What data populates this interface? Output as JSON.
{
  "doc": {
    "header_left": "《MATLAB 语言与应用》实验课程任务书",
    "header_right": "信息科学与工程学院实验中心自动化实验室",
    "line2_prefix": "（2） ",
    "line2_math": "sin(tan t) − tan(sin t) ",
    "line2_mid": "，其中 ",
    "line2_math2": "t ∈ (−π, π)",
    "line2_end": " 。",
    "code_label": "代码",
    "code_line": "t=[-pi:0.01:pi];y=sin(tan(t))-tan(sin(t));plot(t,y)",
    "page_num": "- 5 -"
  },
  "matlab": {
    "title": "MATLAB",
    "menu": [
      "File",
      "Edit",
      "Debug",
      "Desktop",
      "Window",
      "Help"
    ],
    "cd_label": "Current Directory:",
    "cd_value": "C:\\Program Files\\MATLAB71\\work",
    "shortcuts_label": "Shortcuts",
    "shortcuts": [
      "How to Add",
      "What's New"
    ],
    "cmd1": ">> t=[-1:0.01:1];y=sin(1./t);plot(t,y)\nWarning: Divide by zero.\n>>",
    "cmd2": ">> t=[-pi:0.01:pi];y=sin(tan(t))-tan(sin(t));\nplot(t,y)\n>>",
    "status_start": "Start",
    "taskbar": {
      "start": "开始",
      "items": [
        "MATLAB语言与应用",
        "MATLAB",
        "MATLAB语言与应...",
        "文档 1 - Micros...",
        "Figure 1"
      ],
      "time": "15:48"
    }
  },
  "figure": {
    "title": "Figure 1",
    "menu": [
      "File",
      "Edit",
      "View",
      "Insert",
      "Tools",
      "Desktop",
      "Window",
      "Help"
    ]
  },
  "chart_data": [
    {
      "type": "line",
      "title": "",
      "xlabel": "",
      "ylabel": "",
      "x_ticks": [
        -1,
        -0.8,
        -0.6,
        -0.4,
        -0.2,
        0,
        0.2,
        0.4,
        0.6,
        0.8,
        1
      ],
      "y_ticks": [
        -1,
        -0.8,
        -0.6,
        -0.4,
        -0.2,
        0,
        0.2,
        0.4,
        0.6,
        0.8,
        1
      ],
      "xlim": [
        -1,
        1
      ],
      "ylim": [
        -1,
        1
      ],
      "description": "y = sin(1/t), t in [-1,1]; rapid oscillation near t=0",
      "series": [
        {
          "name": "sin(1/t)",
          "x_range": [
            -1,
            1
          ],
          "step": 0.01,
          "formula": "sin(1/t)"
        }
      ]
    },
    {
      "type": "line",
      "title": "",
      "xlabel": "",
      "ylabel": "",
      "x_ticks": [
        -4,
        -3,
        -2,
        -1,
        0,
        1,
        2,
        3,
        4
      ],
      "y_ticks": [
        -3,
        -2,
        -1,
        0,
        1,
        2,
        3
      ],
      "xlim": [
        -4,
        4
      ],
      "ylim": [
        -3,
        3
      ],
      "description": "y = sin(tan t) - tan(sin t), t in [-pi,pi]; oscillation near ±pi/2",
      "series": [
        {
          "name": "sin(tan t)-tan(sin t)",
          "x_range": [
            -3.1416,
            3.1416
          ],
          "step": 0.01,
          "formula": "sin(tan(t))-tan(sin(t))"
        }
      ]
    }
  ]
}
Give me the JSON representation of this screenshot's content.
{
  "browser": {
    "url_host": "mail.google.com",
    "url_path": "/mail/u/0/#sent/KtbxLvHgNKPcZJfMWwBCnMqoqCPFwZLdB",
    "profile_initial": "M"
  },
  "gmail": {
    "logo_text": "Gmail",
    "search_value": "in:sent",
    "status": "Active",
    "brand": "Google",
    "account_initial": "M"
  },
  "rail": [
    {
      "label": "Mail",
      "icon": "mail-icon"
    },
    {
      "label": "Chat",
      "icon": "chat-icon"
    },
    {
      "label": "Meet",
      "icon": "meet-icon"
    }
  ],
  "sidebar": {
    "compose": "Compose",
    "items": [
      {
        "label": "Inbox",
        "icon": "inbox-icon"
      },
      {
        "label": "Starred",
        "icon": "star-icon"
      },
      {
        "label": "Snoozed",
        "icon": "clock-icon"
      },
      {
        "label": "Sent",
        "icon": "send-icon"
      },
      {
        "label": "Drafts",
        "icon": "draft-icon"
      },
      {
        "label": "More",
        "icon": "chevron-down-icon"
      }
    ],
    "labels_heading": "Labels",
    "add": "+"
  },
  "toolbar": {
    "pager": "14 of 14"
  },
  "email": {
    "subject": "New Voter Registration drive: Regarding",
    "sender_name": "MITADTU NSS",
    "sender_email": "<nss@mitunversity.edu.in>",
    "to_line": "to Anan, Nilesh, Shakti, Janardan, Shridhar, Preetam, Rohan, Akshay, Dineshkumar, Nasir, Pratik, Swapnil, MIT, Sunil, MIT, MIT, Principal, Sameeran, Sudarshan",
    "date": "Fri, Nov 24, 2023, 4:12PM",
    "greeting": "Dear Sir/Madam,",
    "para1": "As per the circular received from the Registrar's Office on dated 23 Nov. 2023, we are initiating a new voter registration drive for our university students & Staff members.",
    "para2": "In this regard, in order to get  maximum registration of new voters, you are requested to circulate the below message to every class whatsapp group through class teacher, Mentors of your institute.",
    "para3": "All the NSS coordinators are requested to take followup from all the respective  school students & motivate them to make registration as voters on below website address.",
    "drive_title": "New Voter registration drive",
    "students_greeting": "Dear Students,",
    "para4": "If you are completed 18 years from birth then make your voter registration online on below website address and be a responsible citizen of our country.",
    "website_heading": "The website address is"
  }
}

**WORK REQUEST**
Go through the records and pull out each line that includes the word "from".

**WORKED SOLUTION**
    "para1": "As per the circular received from the Registrar's Office on dated 23 Nov. 2023, we are initiating a new voter registration drive for our university students & Staff members.",
    "para3": "All the NSS coordinators are requested to take followup from all the respective  school students & motivate them to make registration as voters on below website address.",
    "para4": "If you are completed 18 years from birth then make your voter registration online on below website address and be a responsible citizen of our country.",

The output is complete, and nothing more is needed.